**PROBLEM TO WORK ON**
Reproduce all records exactly.

**EXERCISE MATERIALS**

# # # #

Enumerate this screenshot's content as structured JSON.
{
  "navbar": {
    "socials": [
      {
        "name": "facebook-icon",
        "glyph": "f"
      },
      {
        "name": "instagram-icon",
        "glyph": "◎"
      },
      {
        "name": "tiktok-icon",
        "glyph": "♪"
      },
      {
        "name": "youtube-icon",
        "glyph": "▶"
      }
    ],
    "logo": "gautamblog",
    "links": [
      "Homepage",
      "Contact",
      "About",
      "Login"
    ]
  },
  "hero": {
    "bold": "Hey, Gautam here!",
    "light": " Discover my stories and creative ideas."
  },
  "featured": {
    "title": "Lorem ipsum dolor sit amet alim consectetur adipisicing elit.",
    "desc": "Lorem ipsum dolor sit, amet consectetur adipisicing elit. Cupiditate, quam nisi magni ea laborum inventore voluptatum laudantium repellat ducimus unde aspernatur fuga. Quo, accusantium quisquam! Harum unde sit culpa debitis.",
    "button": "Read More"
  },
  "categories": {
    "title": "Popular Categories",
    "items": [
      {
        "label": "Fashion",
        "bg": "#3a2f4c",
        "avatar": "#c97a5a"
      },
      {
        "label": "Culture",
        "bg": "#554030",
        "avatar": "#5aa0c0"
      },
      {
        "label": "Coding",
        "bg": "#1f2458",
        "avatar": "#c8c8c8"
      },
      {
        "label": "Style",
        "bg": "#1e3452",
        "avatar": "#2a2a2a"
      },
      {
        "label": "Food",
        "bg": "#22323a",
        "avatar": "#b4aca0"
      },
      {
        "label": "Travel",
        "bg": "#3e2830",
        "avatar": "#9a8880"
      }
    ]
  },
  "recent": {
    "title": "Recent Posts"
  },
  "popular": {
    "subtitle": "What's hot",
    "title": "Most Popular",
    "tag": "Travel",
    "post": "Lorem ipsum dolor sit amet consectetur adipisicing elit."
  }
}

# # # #

**REPLY TO THE EXERCISE**
Enumerate this screenshot's content as structured JSON.
{
  "navbar": {
    "socials": [
      {
        "name": "facebook-icon",
        "glyph": "f"
      },
      {
        "name": "instagram-icon",
        "glyph": "◎"
      },
      {
        "name": "tiktok-icon",
        "glyph": "♪"
      },
      {
        "name": "youtube-icon",
        "glyph": "▶"
      }
    ],
    "logo": "gautamblog",
    "links": [
      "Homepage",
      "Contact",
      "About",
      "Login"
    ]
  },
  "hero": {
    "bold": "Hey, Gautam here!",
    "light": " Discover my stories and creative ideas."
  },
  "featured": {
    "title": "Lorem ipsum dolor sit amet alim consectetur adipisicing elit.",
    "desc": "Lorem ipsum dolor sit, amet consectetur adipisicing elit. Cupiditate, quam nisi magni ea laborum inventore voluptatum laudantium repellat ducimus unde aspernatur fuga. Quo, accusantium quisquam! Harum unde sit culpa debitis.",
    "button": "Read More"
  },
  "categories": {
    "title": "Popular Categories",
    "items": [
      {
        "label": "Fashion",
        "bg": "#3a2f4c",
        "avatar": "#c97a5a"
      },
      {
        "label": "Culture",
        "bg": "#554030",
        "avatar": "#5aa0c0"
      },
      {
        "label": "Coding",
        "bg": "#1f2458",
        "avatar": "#c8c8c8"
      },
      {
        "label": "Style",
        "bg": "#1e3452",
        "avatar": "#2a2a2a"
      },
      {
        "label": "Food",
        "bg": "#22323a",
        "avatar": "#b4aca0"
      },
      {
        "label": "Travel",
        "bg": "#3e2830",
        "avatar": "#9a8880"
      }
    ]
  },
  "recent": {
    "title": "Recent Posts"
  },
  "popular": {
    "subtitle": "What's hot",
    "title": "Most Popular",
    "tag": "Travel",
    "post": "Lorem ipsum dolor sit amet consectetur adipisicing elit."
  }
}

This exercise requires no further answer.